Danny Brown changes directions on new album


Eli Thomas, Co-Entertainment Editor

Detroit rapper Daniel Sewell, better known by his stage name Danny Brown, released his fifth studio album, uknowhatimsayin¿, Oct. 4. Since Brown hit the mainstream about a decade ago, he has had some of the most idiosyncratic deliveries, flows, and beats of anybody in the industry. On his previous album, Atrocity Exhibition, Brown’s voice and instrumental choices made for one of the most challenging and difficult to make sense of hip hop albums of the decade. The experimental edge of this album did not necessarily benefit it completely, but thankfully Danny toned things on for his latest record.
This change in style may be due to the fact that this album saw an array of new producers such as Q-Tip, the producer for legendary Hip-Hop grou; A Tribe Called Quest. There is also Jazz and Electronic legend Flying Lotus, who provides one of the most head-bopping, groovy instrumentals amongst the 11 songs.
This song also features JPEGMAFIA, who’s vocals on the hook are unsettling but yet perfect. It would have been nice to hear him rap especially since Brown and his abrasive, experimental styles go together pretty well. JPEGMAFIA continues to contribute by producing “3 Tearz” featuring Run the Jewels. This track sounds like something by the most gangster and braggadocious rap group from the 90’s. This level of confidence and swagger can also be found in the song “Savage Nomad” which features Brown flowing over an electric guitar sample that matches the classic hip-hop aesthetic of the song perfectly. The instrumentals on this album are not all hard-hitting, however.
There are some relaxed and atmospheric beats like on the title track where the euphoric synths and vocals from, Nigerian singer, Obongjayar make for a high mark on the record. Perhaps the second best song on the album is the closer, “Combat.” Q-Tip’s saxophone driven production makes it feel like an old Tribe Called Quest beat. The only real dud instrumentally is the penultimate song, “Shine.” The song itself is pretty sleep inducing and is too minimal to live up to the standard that the other 10 songs have set.

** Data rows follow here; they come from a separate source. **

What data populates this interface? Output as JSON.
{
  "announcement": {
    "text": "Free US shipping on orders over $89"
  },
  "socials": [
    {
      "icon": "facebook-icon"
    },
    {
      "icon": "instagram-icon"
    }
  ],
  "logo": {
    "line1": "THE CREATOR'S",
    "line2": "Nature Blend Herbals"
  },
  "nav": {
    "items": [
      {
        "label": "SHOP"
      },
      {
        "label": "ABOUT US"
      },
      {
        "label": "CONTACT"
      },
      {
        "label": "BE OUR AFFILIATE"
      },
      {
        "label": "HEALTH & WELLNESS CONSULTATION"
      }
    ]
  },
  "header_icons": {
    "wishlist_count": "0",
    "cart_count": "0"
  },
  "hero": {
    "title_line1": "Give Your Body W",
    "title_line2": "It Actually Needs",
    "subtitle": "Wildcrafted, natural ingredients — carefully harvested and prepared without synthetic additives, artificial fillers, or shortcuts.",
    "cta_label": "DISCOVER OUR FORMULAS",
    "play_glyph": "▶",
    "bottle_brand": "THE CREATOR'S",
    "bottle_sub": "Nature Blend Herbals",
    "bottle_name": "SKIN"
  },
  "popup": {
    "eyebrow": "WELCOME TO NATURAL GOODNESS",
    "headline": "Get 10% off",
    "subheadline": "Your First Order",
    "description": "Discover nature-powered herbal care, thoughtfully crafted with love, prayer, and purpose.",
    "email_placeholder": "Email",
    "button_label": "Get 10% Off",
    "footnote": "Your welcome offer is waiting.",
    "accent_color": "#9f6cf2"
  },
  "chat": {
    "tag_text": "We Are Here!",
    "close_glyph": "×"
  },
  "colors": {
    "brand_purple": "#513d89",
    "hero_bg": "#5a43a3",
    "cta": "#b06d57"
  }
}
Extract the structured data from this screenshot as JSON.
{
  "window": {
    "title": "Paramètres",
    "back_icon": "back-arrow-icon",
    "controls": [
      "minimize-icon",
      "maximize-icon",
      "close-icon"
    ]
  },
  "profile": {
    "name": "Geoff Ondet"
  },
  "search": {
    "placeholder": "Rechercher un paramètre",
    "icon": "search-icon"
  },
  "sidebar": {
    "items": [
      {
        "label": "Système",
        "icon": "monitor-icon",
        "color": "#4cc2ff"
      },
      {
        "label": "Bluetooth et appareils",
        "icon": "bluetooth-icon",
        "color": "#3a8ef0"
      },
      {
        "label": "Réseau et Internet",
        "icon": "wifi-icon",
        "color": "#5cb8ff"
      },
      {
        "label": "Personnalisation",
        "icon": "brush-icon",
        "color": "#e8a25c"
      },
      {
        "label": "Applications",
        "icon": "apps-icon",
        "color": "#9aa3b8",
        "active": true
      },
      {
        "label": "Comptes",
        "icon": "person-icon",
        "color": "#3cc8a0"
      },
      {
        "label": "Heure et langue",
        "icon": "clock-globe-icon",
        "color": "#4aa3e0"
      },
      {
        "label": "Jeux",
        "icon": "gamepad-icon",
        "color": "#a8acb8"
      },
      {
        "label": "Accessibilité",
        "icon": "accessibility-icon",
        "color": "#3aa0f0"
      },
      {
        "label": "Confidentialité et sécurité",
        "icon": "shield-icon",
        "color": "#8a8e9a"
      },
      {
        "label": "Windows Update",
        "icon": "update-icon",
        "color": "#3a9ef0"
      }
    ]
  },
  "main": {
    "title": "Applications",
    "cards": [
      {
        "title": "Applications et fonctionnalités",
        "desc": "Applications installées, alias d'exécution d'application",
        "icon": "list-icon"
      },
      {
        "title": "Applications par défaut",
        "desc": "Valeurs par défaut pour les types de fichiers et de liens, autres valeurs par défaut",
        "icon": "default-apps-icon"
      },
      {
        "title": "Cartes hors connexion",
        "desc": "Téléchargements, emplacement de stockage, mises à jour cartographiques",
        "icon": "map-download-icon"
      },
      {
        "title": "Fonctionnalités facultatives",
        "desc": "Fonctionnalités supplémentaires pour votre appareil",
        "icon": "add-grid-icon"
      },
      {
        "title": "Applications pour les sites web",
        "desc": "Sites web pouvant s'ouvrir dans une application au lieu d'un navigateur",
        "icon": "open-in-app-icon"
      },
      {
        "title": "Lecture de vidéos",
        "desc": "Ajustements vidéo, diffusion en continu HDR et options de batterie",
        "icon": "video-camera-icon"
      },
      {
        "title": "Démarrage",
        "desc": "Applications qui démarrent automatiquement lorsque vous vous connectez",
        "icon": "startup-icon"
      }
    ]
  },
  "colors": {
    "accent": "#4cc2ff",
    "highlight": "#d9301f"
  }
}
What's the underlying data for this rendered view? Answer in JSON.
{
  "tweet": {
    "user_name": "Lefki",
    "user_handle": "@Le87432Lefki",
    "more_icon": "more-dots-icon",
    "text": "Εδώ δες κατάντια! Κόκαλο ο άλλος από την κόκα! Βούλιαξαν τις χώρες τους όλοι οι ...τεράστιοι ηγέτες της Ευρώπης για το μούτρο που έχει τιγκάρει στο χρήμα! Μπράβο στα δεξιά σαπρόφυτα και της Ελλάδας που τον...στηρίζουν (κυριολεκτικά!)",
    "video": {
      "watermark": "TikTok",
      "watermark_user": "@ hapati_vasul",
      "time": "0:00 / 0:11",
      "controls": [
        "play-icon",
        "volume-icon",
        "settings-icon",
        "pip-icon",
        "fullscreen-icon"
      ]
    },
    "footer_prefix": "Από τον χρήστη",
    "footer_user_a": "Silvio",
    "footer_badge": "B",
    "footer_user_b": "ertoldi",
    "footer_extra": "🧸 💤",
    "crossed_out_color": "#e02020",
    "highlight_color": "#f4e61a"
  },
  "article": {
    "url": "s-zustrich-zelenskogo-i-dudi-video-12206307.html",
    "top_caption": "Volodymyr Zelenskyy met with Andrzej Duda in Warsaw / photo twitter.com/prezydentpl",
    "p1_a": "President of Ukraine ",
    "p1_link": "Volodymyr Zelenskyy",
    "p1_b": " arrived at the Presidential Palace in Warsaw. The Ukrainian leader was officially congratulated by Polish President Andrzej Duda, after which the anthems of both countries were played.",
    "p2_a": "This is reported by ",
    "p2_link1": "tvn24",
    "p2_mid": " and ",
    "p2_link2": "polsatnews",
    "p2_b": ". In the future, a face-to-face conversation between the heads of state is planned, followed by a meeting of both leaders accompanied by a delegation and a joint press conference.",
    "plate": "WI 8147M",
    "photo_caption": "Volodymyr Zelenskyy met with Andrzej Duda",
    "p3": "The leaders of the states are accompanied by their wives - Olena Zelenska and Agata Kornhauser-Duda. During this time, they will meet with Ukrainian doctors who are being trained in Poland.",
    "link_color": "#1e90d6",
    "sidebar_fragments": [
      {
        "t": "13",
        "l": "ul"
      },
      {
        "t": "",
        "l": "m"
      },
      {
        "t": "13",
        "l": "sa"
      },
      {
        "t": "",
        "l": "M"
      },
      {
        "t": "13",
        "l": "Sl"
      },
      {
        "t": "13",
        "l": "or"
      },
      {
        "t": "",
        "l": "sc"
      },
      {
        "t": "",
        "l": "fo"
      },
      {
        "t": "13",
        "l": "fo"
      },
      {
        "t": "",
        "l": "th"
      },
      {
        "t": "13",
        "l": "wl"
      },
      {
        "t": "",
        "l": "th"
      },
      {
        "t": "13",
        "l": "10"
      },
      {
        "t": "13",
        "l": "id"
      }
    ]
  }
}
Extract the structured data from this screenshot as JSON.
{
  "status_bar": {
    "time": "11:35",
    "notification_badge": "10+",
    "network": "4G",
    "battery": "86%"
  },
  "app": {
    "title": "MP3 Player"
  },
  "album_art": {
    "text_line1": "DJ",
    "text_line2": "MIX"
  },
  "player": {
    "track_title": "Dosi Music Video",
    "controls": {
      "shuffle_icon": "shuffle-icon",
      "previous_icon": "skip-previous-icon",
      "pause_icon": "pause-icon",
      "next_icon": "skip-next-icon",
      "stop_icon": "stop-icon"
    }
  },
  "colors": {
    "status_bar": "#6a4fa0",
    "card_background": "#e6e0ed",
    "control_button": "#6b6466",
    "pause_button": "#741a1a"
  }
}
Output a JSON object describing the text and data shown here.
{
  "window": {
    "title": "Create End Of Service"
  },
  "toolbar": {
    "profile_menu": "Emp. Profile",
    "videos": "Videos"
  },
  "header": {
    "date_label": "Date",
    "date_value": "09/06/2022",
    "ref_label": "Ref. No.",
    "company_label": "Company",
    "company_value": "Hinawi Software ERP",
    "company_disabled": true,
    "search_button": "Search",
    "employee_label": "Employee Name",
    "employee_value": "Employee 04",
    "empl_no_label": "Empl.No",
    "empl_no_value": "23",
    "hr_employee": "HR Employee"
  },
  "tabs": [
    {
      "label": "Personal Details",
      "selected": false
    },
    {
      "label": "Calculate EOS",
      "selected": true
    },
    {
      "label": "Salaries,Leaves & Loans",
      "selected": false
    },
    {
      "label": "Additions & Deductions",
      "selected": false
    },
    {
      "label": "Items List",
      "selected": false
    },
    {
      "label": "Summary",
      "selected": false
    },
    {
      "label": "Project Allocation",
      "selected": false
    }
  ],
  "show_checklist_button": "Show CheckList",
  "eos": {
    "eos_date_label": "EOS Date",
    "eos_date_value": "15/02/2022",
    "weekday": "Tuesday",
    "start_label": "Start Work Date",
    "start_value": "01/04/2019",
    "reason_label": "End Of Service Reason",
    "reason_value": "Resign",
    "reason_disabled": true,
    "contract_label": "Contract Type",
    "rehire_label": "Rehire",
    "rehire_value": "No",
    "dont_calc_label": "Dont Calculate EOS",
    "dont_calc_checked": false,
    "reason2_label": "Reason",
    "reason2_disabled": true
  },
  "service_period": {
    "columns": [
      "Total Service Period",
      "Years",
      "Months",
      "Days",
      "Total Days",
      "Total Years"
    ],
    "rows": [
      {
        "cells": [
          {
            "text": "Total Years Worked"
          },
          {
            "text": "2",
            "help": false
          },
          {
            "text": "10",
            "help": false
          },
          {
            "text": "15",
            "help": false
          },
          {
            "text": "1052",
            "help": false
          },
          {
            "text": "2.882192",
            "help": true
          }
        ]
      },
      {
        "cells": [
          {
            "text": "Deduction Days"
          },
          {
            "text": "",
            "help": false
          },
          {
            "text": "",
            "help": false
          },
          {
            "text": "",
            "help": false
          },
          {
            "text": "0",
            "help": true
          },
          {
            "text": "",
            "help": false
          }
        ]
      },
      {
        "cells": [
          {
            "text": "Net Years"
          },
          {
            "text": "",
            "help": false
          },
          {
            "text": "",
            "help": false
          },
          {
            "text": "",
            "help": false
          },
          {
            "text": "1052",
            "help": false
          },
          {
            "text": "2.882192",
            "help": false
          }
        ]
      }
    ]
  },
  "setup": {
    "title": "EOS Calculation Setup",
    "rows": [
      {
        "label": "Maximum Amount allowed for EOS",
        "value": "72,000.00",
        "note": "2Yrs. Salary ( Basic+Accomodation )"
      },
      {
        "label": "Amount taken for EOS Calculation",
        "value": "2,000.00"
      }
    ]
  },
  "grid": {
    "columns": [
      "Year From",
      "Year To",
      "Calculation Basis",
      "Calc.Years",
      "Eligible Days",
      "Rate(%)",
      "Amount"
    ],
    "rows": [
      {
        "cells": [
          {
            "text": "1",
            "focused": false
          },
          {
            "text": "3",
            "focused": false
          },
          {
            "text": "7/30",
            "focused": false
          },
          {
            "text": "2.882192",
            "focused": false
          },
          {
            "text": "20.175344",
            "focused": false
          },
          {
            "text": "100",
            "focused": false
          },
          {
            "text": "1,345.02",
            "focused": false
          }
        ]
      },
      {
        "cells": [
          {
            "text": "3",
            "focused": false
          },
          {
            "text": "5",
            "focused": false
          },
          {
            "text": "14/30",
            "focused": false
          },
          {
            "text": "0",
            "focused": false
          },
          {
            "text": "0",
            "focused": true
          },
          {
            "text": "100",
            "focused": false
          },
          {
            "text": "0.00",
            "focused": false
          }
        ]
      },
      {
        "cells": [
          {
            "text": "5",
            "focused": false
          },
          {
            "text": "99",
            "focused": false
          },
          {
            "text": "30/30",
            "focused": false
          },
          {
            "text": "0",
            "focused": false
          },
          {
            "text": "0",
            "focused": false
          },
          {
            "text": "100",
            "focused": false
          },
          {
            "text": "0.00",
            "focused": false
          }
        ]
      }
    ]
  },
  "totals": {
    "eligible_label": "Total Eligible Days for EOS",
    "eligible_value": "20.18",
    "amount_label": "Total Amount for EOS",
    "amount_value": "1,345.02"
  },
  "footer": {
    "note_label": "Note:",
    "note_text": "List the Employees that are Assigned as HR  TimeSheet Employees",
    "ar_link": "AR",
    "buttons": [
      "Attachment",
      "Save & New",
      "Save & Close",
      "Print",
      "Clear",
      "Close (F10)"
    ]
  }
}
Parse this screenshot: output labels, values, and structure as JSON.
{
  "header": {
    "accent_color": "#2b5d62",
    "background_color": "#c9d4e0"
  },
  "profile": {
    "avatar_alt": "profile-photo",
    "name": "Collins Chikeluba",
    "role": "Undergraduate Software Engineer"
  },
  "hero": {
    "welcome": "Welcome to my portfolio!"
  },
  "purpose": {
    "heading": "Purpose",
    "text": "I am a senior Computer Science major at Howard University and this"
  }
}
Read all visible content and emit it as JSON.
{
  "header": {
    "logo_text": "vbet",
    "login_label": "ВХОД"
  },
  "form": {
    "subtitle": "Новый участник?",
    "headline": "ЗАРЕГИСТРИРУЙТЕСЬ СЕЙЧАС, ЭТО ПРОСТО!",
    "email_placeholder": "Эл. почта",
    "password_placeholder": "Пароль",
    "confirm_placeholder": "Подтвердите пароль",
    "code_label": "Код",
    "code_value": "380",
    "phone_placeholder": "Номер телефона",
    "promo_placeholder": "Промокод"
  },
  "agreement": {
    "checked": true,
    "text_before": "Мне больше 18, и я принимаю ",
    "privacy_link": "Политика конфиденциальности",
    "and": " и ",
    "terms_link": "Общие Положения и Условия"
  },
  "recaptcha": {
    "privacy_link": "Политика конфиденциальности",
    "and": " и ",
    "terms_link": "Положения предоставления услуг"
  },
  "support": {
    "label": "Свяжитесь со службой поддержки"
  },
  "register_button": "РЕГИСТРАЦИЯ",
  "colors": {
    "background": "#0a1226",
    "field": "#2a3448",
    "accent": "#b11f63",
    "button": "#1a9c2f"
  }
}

The sound of the music is the real highlight of the whole album. That is not to take away from the lyrical content of theses songs, in fact Brown sticks out from a songwriting perspective when it comes to a Rap industry where most half heartedly phone it in on a consistent basis. Brown actually provides a lot of interesting and well thought out lyrics about everything from dealing with fame on the stripped-back opener, “Change up” to trying to be an optimist about his position in life on the string infused “Best Life.” Almost all of these songs have their own lyrical themes, which is a good and bad things. It shows great song-writing skills by Brown to be able to write this many focused songs. However, it would have been nice to have maybe one or two overall themes or concepts on this album. Brown is certainly capable of this as his last album was centered around themes of chaos, insanity, and drug abuse. Unfortunately, there is not a lot of things here that link these tracks together.
Despite the fact that Danny Brown did not come through with a more focused cohesive project, uknowhatimsayin¿ is still a solid collection of good and sometimes even great songs. It was nice to hear Brown embrace a more friendly sound on this record and try something new. For these reasons, uknowhatimsayin¿ gets an 8/10.